#### [Exercise requirements]
Exactly as written, print each of the entries.

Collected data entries
==========

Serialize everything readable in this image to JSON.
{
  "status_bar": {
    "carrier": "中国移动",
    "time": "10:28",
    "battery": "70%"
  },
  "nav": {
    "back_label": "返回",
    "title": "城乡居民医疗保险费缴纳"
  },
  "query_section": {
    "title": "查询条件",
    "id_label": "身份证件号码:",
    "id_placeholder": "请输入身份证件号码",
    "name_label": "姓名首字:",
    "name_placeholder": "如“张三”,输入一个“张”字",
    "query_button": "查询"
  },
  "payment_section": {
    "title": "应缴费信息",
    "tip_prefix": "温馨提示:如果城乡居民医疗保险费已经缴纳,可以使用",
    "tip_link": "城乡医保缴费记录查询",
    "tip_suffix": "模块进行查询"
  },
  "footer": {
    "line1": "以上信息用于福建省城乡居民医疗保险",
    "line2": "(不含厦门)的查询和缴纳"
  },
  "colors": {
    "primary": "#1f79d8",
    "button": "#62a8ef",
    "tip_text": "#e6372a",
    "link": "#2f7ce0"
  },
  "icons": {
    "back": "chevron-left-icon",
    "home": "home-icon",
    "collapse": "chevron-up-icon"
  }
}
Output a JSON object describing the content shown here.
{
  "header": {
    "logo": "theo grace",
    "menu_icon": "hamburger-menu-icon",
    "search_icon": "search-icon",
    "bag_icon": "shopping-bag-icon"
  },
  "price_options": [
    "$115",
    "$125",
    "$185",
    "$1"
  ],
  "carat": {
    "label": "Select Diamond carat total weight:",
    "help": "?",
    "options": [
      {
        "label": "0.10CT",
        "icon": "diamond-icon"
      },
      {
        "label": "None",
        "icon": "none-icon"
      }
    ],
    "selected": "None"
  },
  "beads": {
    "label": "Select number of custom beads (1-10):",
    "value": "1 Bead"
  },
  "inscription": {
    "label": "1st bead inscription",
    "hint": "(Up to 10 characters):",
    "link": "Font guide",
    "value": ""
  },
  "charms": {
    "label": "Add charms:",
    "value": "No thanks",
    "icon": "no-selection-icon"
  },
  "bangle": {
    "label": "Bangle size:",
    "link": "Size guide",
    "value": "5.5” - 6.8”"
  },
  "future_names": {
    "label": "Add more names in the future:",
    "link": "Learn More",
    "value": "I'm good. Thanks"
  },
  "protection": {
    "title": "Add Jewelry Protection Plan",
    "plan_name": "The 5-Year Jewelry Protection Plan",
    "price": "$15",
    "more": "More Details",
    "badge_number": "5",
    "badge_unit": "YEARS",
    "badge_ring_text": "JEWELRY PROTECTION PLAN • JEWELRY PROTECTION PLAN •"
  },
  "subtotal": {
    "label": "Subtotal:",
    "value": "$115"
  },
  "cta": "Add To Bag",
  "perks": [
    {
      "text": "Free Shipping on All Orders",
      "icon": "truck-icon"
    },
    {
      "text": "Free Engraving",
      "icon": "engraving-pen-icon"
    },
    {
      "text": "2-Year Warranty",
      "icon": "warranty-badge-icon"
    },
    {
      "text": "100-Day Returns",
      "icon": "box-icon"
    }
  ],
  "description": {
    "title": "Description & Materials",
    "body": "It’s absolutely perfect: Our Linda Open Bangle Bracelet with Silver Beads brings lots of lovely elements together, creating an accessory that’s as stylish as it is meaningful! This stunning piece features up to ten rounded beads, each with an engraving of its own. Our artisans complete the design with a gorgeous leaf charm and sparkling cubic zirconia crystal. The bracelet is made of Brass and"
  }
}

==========

#### [Reply]
Serialize everything readable in this image to JSON.
{
  "status_bar": {
    "carrier": "中国移动",
    "time": "10:28",
    "battery": "70%"
  },
  "nav": {
    "back_label": "返回",
    "title": "城乡居民医疗保险费缴纳"
  },
  "query_section": {
    "title": "查询条件",
    "id_label": "身份证件号码:",
    "id_placeholder": "请输入身份证件号码",
    "name_label": "姓名首字:",
    "name_placeholder": "如“张三”,输入一个“张”字",
    "query_button": "查询"
  },
  "payment_section": {
    "title": "应缴费信息",
    "tip_prefix": "温馨提示:如果城乡居民医疗保险费已经缴纳,可以使用",
    "tip_link": "城乡医保缴费记录查询",
    "tip_suffix": "模块进行查询"
  },
  "footer": {
    "line1": "以上信息用于福建省城乡居民医疗保险",
    "line2": "(不含厦门)的查询和缴纳"
  },
  "colors": {
    "primary": "#1f79d8",
    "button": "#62a8ef",
    "tip_text": "#e6372a",
    "link": "#2f7ce0"
  },
  "icons": {
    "back": "chevron-left-icon",
    "home": "home-icon",
    "collapse": "chevron-up-icon"
  }
}
Output a JSON object describing the content shown here.
{
  "header": {
    "logo": "theo grace",
    "menu_icon": "hamburger-menu-icon",
    "search_icon": "search-icon",
    "bag_icon": "shopping-bag-icon"
  },
  "price_options": [
    "$115",
    "$125",
    "$185",
    "$1"
  ],
  "carat": {
    "label": "Select Diamond carat total weight:",
    "help": "?",
    "options": [
      {
        "label": "0.10CT",
        "icon": "diamond-icon"
      },
      {
        "label": "None",
        "icon": "none-icon"
      }
    ],
    "selected": "None"
  },
  "beads": {
    "label": "Select number of custom beads (1-10):",
    "value": "1 Bead"
  },
  "inscription": {
    "label": "1st bead inscription",
    "hint": "(Up to 10 characters):",
    "link": "Font guide",
    "value": ""
  },
  "charms": {
    "label": "Add charms:",
    "value": "No thanks",
    "icon": "no-selection-icon"
  },
  "bangle": {
    "label": "Bangle size:",
    "link": "Size guide",
    "value": "5.5” - 6.8”"
  },
  "future_names": {
    "label": "Add more names in the future:",
    "link": "Learn More",
    "value": "I'm good. Thanks"
  },
  "protection": {
    "title": "Add Jewelry Protection Plan",
    "plan_name": "The 5-Year Jewelry Protection Plan",
    "price": "$15",
    "more": "More Details",
    "badge_number": "5",
    "badge_unit": "YEARS",
    "badge_ring_text": "JEWELRY PROTECTION PLAN • JEWELRY PROTECTION PLAN •"
  },
  "subtotal": {
    "label": "Subtotal:",
    "value": "$115"
  },
  "cta": "Add To Bag",
  "perks": [
    {
      "text": "Free Shipping on All Orders",
      "icon": "truck-icon"
    },
    {
      "text": "Free Engraving",
      "icon": "engraving-pen-icon"
    },
    {
      "text": "2-Year Warranty",
      "icon": "warranty-badge-icon"
    },
    {
      "text": "100-Day Returns",
      "icon": "box-icon"
    }
  ],
  "description": {
    "title": "Description & Materials",
    "body": "It’s absolutely perfect: Our Linda Open Bangle Bracelet with Silver Beads brings lots of lovely elements together, creating an accessory that’s as stylish as it is meaningful! This stunning piece features up to ten rounded beads, each with an engraving of its own. Our artisans complete the design with a gorgeous leaf charm and sparkling cubic zirconia crystal. The bracelet is made of Brass and"
  }
}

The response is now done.